Pennsylvania State University
University of Michigan
Columbia University
Binghamton University
Tsinghua University
Doctoral advisor Wu-Chung Hsiang

F. Thomas Farrell (born November 14, 1941 in Ohio, United States) is an American mathematician who has made contributions in the area of topology and differential geometry. Farrell is a distinguished professor emeritus of mathematics at Binghamton University.[1] He also holds a position at the Yau Mathematical Sciences Center, Tsinghua University.

Biographical data[edit]

Farrell got his bachelor's degree in 1963 from the University of Notre Dame and earned his Ph.D in Mathematics from Yale University in 1967. His Ph.D. advisor was Wu-Chung Hsiang, and his doctoral thesis title was "The Obstruction to Fibering a Manifold over a Circle".[2] He was a NSF Post-doctoral Fellow at the University of California at Berkeley from 1968 to 1969, and became an Assistant Professor there from 1969 to 1972. He then went to Pennsylvania State University, where he was promoted to professor in 1978. Later he joined the University of Michigan (1979–1985) and Columbia University (1984–1992). Since 1990 Farrell has been a faculty member at SUNY Binghamton.

In 1970, Farrell was invited to give a 50-minute address at the International Congress of Mathematicians about his thesis in Nice, France.[3][4] In 1990, for their joint work on Rigidity in Geometry and Topology, his co-author Lowell Edwin Jones was invited to give a 45-minute address at the International Congress of Mathematicians in Kyoto, Japan.[3][5]

Mathematical contributions[edit]

Much of Farrell's work lies around the Borel conjecture.
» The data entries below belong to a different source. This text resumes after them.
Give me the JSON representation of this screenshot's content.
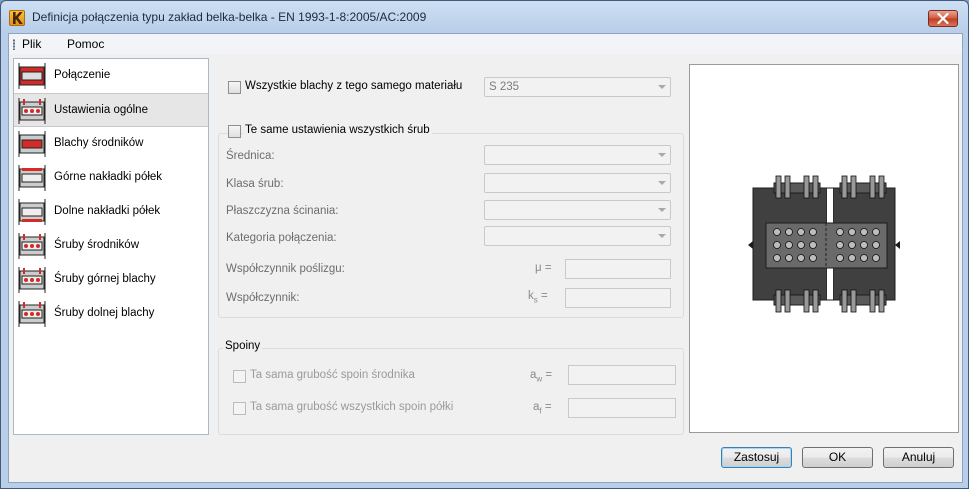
{
  "window": {
    "title": "Definicja połączenia typu zakład belka-belka - EN 1993-1-8:2005/AC:2009",
    "app_icon": "app-k-icon",
    "close_icon": "close-icon"
  },
  "menu": {
    "file": "Plik",
    "help": "Pomoc"
  },
  "nav": {
    "items": [
      {
        "label": "Połączenie",
        "icon": "connection-icon",
        "selected": false
      },
      {
        "label": "Ustawienia ogólne",
        "icon": "general-settings-icon",
        "selected": true
      },
      {
        "label": "Blachy środników",
        "icon": "web-plates-icon",
        "selected": false
      },
      {
        "label": "Górne nakładki półek",
        "icon": "top-flange-plates-icon",
        "selected": false
      },
      {
        "label": "Dolne nakładki półek",
        "icon": "bottom-flange-plates-icon",
        "selected": false
      },
      {
        "label": "Śruby środników",
        "icon": "web-bolts-icon",
        "selected": false
      },
      {
        "label": "Śruby górnej blachy",
        "icon": "top-plate-bolts-icon",
        "selected": false
      },
      {
        "label": "Śruby dolnej blachy",
        "icon": "bottom-plate-bolts-icon",
        "selected": false
      }
    ]
  },
  "material": {
    "checkbox_label": "Wszystkie blachy z tego samego materiału",
    "value": "S 235"
  },
  "bolts": {
    "checkbox_label": "Te same ustawienia wszystkich śrub",
    "diameter_label": "Średnica:",
    "class_label": "Klasa śrub:",
    "shear_plane_label": "Płaszczyzna ścinania:",
    "category_label": "Kategoria połączenia:",
    "friction_label": "Współczynnik poślizgu:",
    "friction_symbol": "μ =",
    "coef_label": "Współczynnik:",
    "coef_symbol_main": "k",
    "coef_symbol_sub": "s",
    "coef_symbol_eq": " ="
  },
  "welds": {
    "group_title": "Spoiny",
    "web_label": "Ta sama grubość spoin środnika",
    "web_symbol_main": "a",
    "web_symbol_sub": "w",
    "web_symbol_eq": " =",
    "flange_label": "Ta sama grubość wszystkich spoin półki",
    "flange_symbol_main": "a",
    "flange_symbol_sub": "f",
    "flange_symbol_eq": " ="
  },
  "buttons": {
    "apply": "Zastosuj",
    "ok": "OK",
    "cancel": "Anuluj"
  }
}
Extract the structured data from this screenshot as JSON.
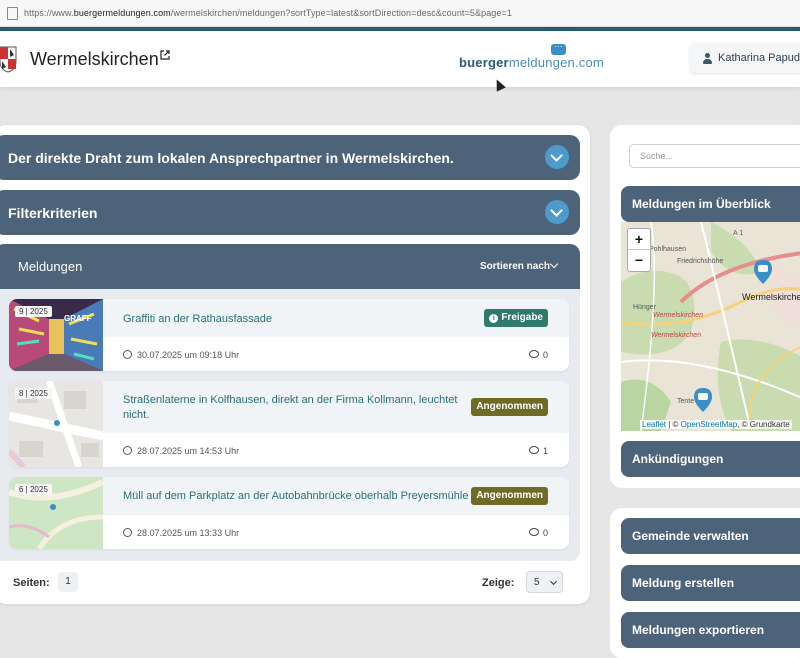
{
  "browser": {
    "url_prefix": "https://www.",
    "url_domain": "buergermeldungen.com",
    "url_rest": "/wermelskirchen/meldungen?sortType=latest&sortDirection=desc&count=5&page=1"
  },
  "header": {
    "town": "Wermelskirchen",
    "brand_a": "buerger",
    "brand_b": "meldungen",
    "brand_c": ".com",
    "user": "Katharina Papudi"
  },
  "sections": {
    "draht": "Der direkte Draht zum lokalen Ansprechpartner in Wermelskirchen.",
    "filter": "Filterkriterien"
  },
  "meldungen": {
    "title": "Meldungen",
    "sort_label": "Sortieren nach",
    "items": [
      {
        "date": "9 | 2025",
        "title": "Graffiti an der Rathausfassade",
        "status": "Freigabe",
        "meta": "30.07.2025 um 09:18 Uhr",
        "comments": "0"
      },
      {
        "date": "8 | 2025",
        "title": "Straßenlaterne in Kolfhausen, direkt an der Firma Kollmann, leuchtet nicht.",
        "status": "Angenommen",
        "meta": "28.07.2025 um 14:53 Uhr",
        "comments": "1"
      },
      {
        "date": "6 | 2025",
        "title": "Müll auf dem Parkplatz an der Autobahnbrücke oberhalb Preyersmühle",
        "status": "Angenommen",
        "meta": "28.07.2025 um 13:33 Uhr",
        "comments": "0"
      }
    ]
  },
  "pager": {
    "pages_label": "Seiten:",
    "page": "1",
    "show_label": "Zeige:",
    "count": "5"
  },
  "sidebar": {
    "search_placeholder": "Suche...",
    "overview": "Meldungen im Überblick",
    "announcements": "Ankündigungen",
    "manage": "Gemeinde verwalten",
    "create": "Meldung erstellen",
    "export": "Meldungen exportieren"
  },
  "map": {
    "zoom_in": "+",
    "zoom_out": "−",
    "labels": [
      "Pohlhausen",
      "Friedrichshöhe",
      "A 1",
      "Wermelskirchen",
      "Hünger",
      "Wermelskirchen",
      "Wermelskirchen",
      "Tente"
    ],
    "attr_leaflet": "Leaflet",
    "attr_mid": " | © ",
    "attr_osm": "OpenStreetMap",
    "attr_end": ", © Grundkarte"
  },
  "colors": {
    "header_bar": "#4d6379",
    "accent": "#4d9acb",
    "status_green": "#2f7a6b",
    "status_olive": "#6d6b26",
    "title_text": "#2a6f74"
  }
}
He and his co-authors have verified the conjecture for various cases, most notably flat manifolds,[6] nonpositively curved manifolds.[7]

In his thesis, Farrell solved the problem of determining when a manifold (of dimension greater than 5) can fiber over a circle.[8]
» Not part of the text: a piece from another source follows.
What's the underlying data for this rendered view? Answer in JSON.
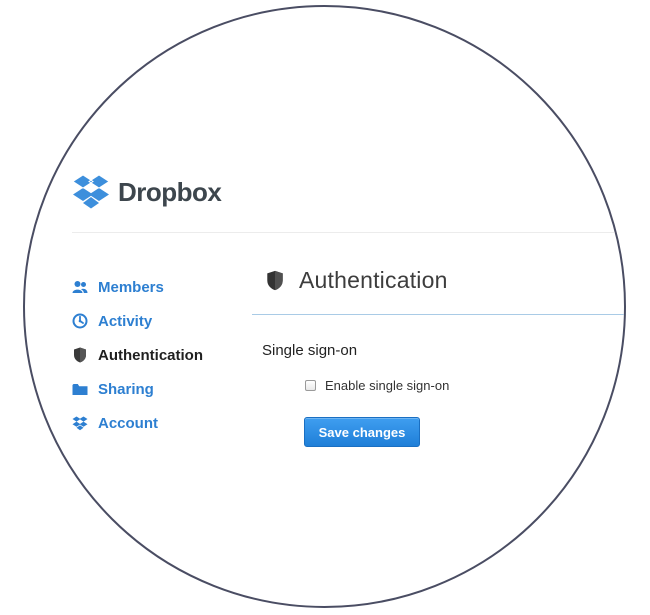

In 1977, he introduced Tate–Farrell cohomology,[9] which is a generalization to infinite groups of the Tate cohomology theory for finite groups.

In 1993, he and his co-author Lowell Edwin Jones introduced the Farrell–Jones conjecture[10] and made contributions on it. The conjecture plays an important role in manifold topology.
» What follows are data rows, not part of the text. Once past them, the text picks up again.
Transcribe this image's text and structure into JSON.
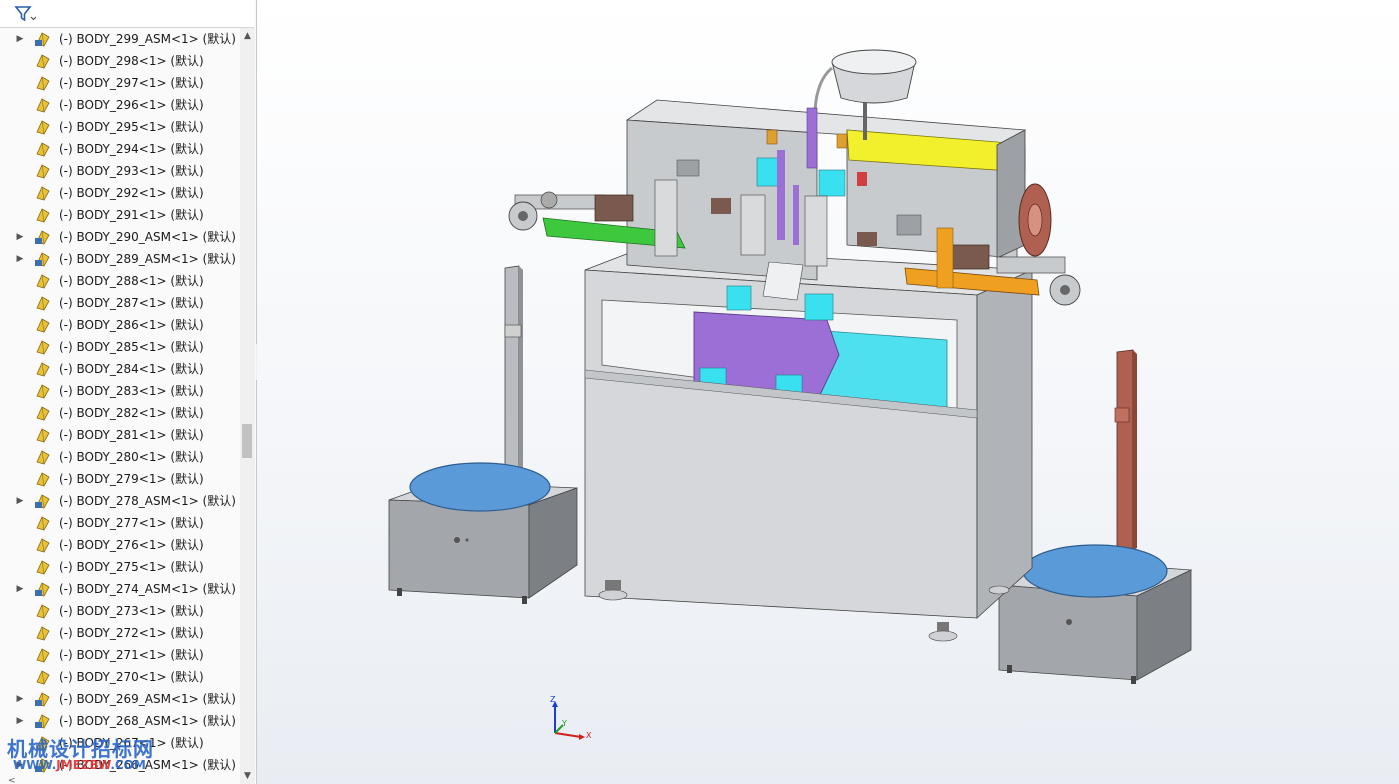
{
  "feature_tree": {
    "filter_icon": "funnel-filter-icon",
    "items": [
      {
        "label": "(-) BODY_299_ASM<1> (默认)",
        "expandable": true
      },
      {
        "label": "(-) BODY_298<1> (默认)",
        "expandable": false
      },
      {
        "label": "(-) BODY_297<1> (默认)",
        "expandable": false
      },
      {
        "label": "(-) BODY_296<1> (默认)",
        "expandable": false
      },
      {
        "label": "(-) BODY_295<1> (默认)",
        "expandable": false
      },
      {
        "label": "(-) BODY_294<1> (默认)",
        "expandable": false
      },
      {
        "label": "(-) BODY_293<1> (默认)",
        "expandable": false
      },
      {
        "label": "(-) BODY_292<1> (默认)",
        "expandable": false
      },
      {
        "label": "(-) BODY_291<1> (默认)",
        "expandable": false
      },
      {
        "label": "(-) BODY_290_ASM<1> (默认)",
        "expandable": true
      },
      {
        "label": "(-) BODY_289_ASM<1> (默认)",
        "expandable": true
      },
      {
        "label": "(-) BODY_288<1> (默认)",
        "expandable": false
      },
      {
        "label": "(-) BODY_287<1> (默认)",
        "expandable": false
      },
      {
        "label": "(-) BODY_286<1> (默认)",
        "expandable": false
      },
      {
        "label": "(-) BODY_285<1> (默认)",
        "expandable": false
      },
      {
        "label": "(-) BODY_284<1> (默认)",
        "expandable": false
      },
      {
        "label": "(-) BODY_283<1> (默认)",
        "expandable": false
      },
      {
        "label": "(-) BODY_282<1> (默认)",
        "expandable": false
      },
      {
        "label": "(-) BODY_281<1> (默认)",
        "expandable": false
      },
      {
        "label": "(-) BODY_280<1> (默认)",
        "expandable": false
      },
      {
        "label": "(-) BODY_279<1> (默认)",
        "expandable": false
      },
      {
        "label": "(-) BODY_278_ASM<1> (默认)",
        "expandable": true
      },
      {
        "label": "(-) BODY_277<1> (默认)",
        "expandable": false
      },
      {
        "label": "(-) BODY_276<1> (默认)",
        "expandable": false
      },
      {
        "label": "(-) BODY_275<1> (默认)",
        "expandable": false
      },
      {
        "label": "(-) BODY_274_ASM<1> (默认)",
        "expandable": true
      },
      {
        "label": "(-) BODY_273<1> (默认)",
        "expandable": false
      },
      {
        "label": "(-) BODY_272<1> (默认)",
        "expandable": false
      },
      {
        "label": "(-) BODY_271<1> (默认)",
        "expandable": false
      },
      {
        "label": "(-) BODY_270<1> (默认)",
        "expandable": false
      },
      {
        "label": "(-) BODY_269_ASM<1> (默认)",
        "expandable": true
      },
      {
        "label": "(-) BODY_268_ASM<1> (默认)",
        "expandable": true
      },
      {
        "label": "(-) BODY_267<1> (默认)",
        "expandable": false
      },
      {
        "label": "(-) BODY_266_ASM<1> (默认)",
        "expandable": true
      }
    ]
  },
  "watermark": {
    "line1": "机械设计招标网",
    "line2_blue": "WWW.",
    "line2_red": "JMEZBW",
    "line2_end": ".COM"
  },
  "triad": {
    "z": "Z",
    "y": "Y",
    "x": "X"
  },
  "colors": {
    "tree_icon_yellow": "#e8c33a",
    "tree_icon_blue": "#3c6fb0",
    "turntable_blue": "#5a9ad8",
    "accent_purple": "#9b6fd6",
    "accent_cyan": "#38e0f0",
    "accent_yellow": "#f2ef2c",
    "accent_green": "#3ec83e",
    "accent_orange": "#f0a020",
    "post_red": "#b06050"
  }
}
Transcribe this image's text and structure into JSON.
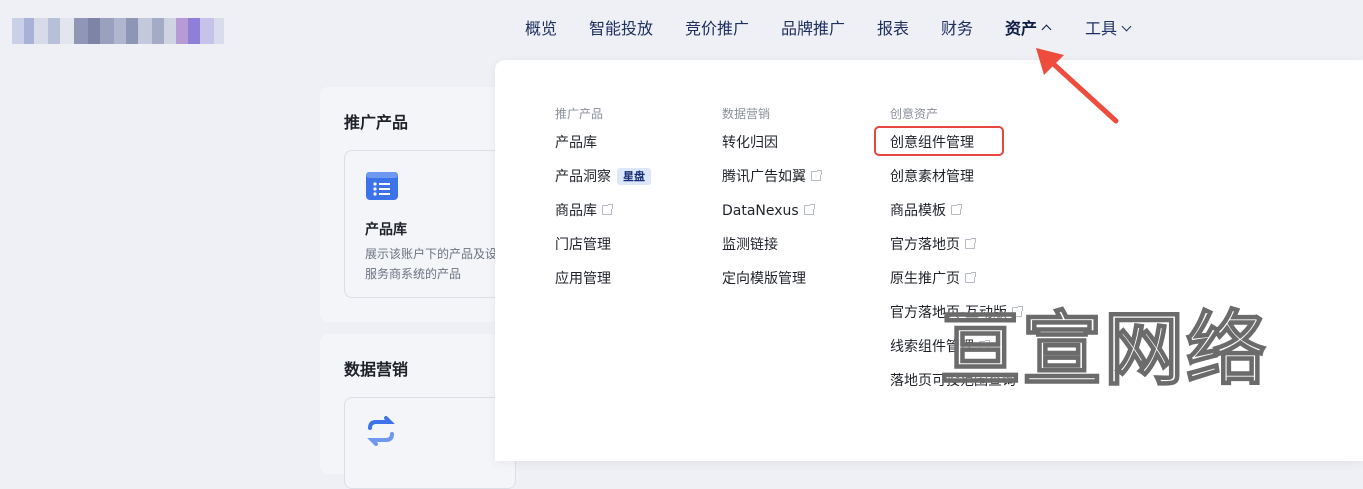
{
  "nav": {
    "items": [
      {
        "label": "概览"
      },
      {
        "label": "智能投放"
      },
      {
        "label": "竞价推广"
      },
      {
        "label": "品牌推广"
      },
      {
        "label": "报表"
      },
      {
        "label": "财务"
      },
      {
        "label": "资产",
        "active": true,
        "expanded": true
      },
      {
        "label": "工具",
        "expanded": false
      }
    ]
  },
  "cards": {
    "promo": {
      "title": "推广产品",
      "product_lib": {
        "title": "产品库",
        "desc_line1": "展示该账户下的产品及设",
        "desc_line2": "服务商系统的产品",
        "icon": "list-icon"
      }
    },
    "data": {
      "title": "数据营销",
      "icon": "sync-arrows-icon"
    }
  },
  "dropdown": {
    "col1": {
      "title": "推广产品",
      "items": [
        "产品库",
        "产品洞察",
        "商品库",
        "门店管理",
        "应用管理"
      ],
      "badge": "星盘"
    },
    "col2": {
      "title": "数据营销",
      "items": [
        "转化归因",
        "腾讯广告如翼",
        "DataNexus",
        "监测链接",
        "定向模版管理"
      ]
    },
    "col3": {
      "title": "创意资产",
      "items": [
        "创意组件管理",
        "创意素材管理",
        "商品模板",
        "官方落地页",
        "原生推广页",
        "官方落地页-互动版",
        "线索组件管理",
        "落地页可投范围查询"
      ]
    }
  },
  "watermark": "亘宣网络",
  "colors": {
    "accent": "#e8473f",
    "nav_text": "#1f2f61",
    "badge_bg": "#dde7fb",
    "icon_blue": "#3d73e8"
  }
}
  1. ^ [1]
  2. ^ F. Thomas Farrell at the Mathematics Genealogy Project
  3. ^ a b List of ICM speakers
  4. ^ Farrell, F. Thomas (1971), "The obstruction to fibering a manifold over a circle", Actes du Congrès international des mathématiciens, 2: 69–72 
  5. ^ F. Thomas Farrell; Lowell E. Jones, (1991), "Rigidity in Geometry and Topology", Proc. of the Int. Congress of Math., 1: 653–663 
  6. ^ F. Thomas Farrell; Wu-Chung Hsiang, (1978), "The topological-Euclidean space form problem", Inventiones Mathematicae, 45: 181–192, doi:10.1007/bf01390272 .
  7. ^ F. Thomas Farrell; Lowell E. Jones, (1993), "Topological rigidity for compact nonpositively curved manifolds", Differential geometry: Riemannian geometry (Los Angeles, CA, 1990), Proc. Sympos. Pure Math., 54: 229–274 .
  8. ^ Farrell, F. Thomas (1971), "The obstruction to fibering a manifold over a circle", Indiana University Mathematics Journal, 21 (4): 315–346, doi:10.1512/iumj.1972.21.21024 .
  9. ^ Farrell, F. Thomas (1977), "An extension of Tate cohomology to a class of infinite groups", Journal of Pure and Applied Algebra, 10 (2): 153–161, doi:10.1016/0022-4049(77)90018-4 .
  10. ^ F. Thomas Farrell; L. E. Jones, (1993), "Isomorphism conjectures in algebraic K-theory", Journal of the American Mathematical Society, 6: 249–297, doi:10.2307/2152801 .